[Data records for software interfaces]

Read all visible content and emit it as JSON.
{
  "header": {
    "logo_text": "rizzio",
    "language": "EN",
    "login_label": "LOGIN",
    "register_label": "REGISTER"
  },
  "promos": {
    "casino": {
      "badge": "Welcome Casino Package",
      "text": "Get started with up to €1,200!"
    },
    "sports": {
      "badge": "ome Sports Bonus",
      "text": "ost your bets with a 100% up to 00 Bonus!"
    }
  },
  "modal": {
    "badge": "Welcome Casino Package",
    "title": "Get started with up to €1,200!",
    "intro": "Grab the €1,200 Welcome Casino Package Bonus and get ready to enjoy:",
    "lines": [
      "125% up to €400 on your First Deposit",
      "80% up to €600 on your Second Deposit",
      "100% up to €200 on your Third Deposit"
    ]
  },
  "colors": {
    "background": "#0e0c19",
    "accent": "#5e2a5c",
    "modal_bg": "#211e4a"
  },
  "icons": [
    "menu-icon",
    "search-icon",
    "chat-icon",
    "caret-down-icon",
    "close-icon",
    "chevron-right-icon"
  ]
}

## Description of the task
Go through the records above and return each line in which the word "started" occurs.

## Your solution
      "text": "Get started with up to €1,200!"
    "title": "Get started with up to €1,200!",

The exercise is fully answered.